Deed swap 'secures the future' for Valley AIDS care center

For those touched by HIV/AIDS, World AIDS Day on Dec. 1 brought feelings of hope for the future. For those affected by the disease in and around Seattle, a crucial player in their lives was granted a new lease on life.

While masses gathered in the streets of major metropolitan cities, on college campuses and in churches for the purpose of educating, supporting and honoring those lost to AIDS, the long-standing Bailey-Boushay House in Madison Valley got the promise of a sustainable future.

An ownership transfer from the building's 15-year proprietor, Building Changes, to Virginia Mason Medical Center (VMMC) means security for many years to come.

"This building has always been about the community and for the people it serves," said Brian Knowles, who has served as the building's executive director for the past four years. "We asked ourselves, 'What is going to secure the future of this building the best?' Everyone felt that that answer was Virginia Mason."

The building has stood for more than 15 years on East Madison Street as an institution for those suffering from HIV/AIDS. Offering short-term, long-term as well as drop-in care for those living with the virus within the community, Bailey-Boushay House sees more than 500 people annually, many of those without suitable, if any, health insurance.

For the past decade and a half, Virginia Mason and Building Changes-formerly known as AIDS Housing of Washington, until a recent change of title-have worked under an operating agreement, with Virginia Mason providing technical assistance to the building since 1992.
It was the first institution of its kind within the United States.

With their operating agreement set to expire at the end of 2007, Building Changes chose to gift the $8-million building to Virginia Mason on Dec. 1, to celebrate VMMC's operating anniversary and World AIDS Day, as well.

Bailey-Boushay House offers two formal services-a residential care program for long-term care and an adult day health program for their outpatients. In all, the building has 35 single rooms available for patients living with AIDS and other terminal illnesses such as ALS and cancer.

While most of the building's patients rely on Medicaid and insurance to pay for care, a number of those living with HIV/AIDS are existing without the proper resources needed to receive treatment. Nonetheless, Bailey-Boushay's policy is to treat everyone who walks through their doors.

"Our outpatient program does not turn anyone away from care," said Knowles, who noted that many of those living with the disease need to take, on average, 13 different medications each day. "It's our responsibility to treat everyone who needs care and walks through our doors."

Knowles estimated that the building provides nearly $600,000 annually in free care-a cost already absorbed by Virginia Mason. He also said the medical center provided an additional $250,000 each year for equipment upgrades and maintenance.

The building began taking shape in the early 1990s, with a group of local residents-then AIDS Housing of Washington-looking for a way to create a space that could provide care for people living with AIDS and HIV.

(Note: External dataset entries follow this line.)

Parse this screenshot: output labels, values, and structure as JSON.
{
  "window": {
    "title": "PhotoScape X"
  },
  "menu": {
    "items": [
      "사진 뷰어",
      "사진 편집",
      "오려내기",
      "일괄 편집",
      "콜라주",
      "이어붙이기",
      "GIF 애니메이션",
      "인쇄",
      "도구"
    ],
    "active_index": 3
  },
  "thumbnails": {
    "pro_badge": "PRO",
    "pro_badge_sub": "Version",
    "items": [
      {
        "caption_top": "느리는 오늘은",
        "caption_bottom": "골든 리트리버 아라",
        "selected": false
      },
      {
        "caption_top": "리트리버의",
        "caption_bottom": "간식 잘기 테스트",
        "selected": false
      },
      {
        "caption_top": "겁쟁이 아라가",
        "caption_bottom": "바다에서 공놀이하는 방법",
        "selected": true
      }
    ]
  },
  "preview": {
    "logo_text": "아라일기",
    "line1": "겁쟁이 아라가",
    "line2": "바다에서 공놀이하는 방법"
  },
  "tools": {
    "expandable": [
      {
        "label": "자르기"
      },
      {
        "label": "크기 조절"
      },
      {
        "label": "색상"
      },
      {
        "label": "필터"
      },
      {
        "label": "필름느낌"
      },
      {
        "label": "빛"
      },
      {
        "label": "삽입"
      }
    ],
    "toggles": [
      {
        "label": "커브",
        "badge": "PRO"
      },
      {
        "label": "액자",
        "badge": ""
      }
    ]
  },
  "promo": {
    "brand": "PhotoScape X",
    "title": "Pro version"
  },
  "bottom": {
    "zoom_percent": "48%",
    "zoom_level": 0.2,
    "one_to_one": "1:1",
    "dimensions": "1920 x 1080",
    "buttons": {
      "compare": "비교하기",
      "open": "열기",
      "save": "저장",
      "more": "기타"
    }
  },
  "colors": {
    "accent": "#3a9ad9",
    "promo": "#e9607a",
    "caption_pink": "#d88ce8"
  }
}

"Back then, hospitals and nursing homes were fearful of treating those living with [the disease]," said Knowles, who has been with Bailey-Boushay House since it first opened its doors. "The disease was so new. Today, health care treatment has opened up to the treatment of HIV and AIDS, though society, as a whole, still has some work to do."

Typically, those who receive treatment from Bailey-Boushay House are in the more serious stages of the disease's progress. The residential care program offers a number of services, including pain management, end of life and hospice care, acupuncture and naturopathic medications, as well as X-rays, ultrasounds and Doppler diagnostic studies. Care for those occupying the building is available around the clock.

The adult day health care program offers to outpatients such services as art programs, support for chemical dependency, massage therapy, medical and health education, recreational activities and more.

The ownership transfer signals no change in operations, personnel or the way care is administered to those serviced by Bailey-Boushay. Since staff was under Virginia Mason's management, patients will see virtually no lapse in services.

Building Changes, which originally was founded with the sole intention of constructing Bailey-Boushay House, will shift its attention to new developing new programs, with a goal of ending homelessness.

"Health care is changing drastically and getting more and more expensive," Knowles said. "We're happy to know that the building will be around for a long time."

Bailey-Boushay House is located at 2720 E. Madison St. For more information on the building visit

Reporter Josh Sabrowski can be reached via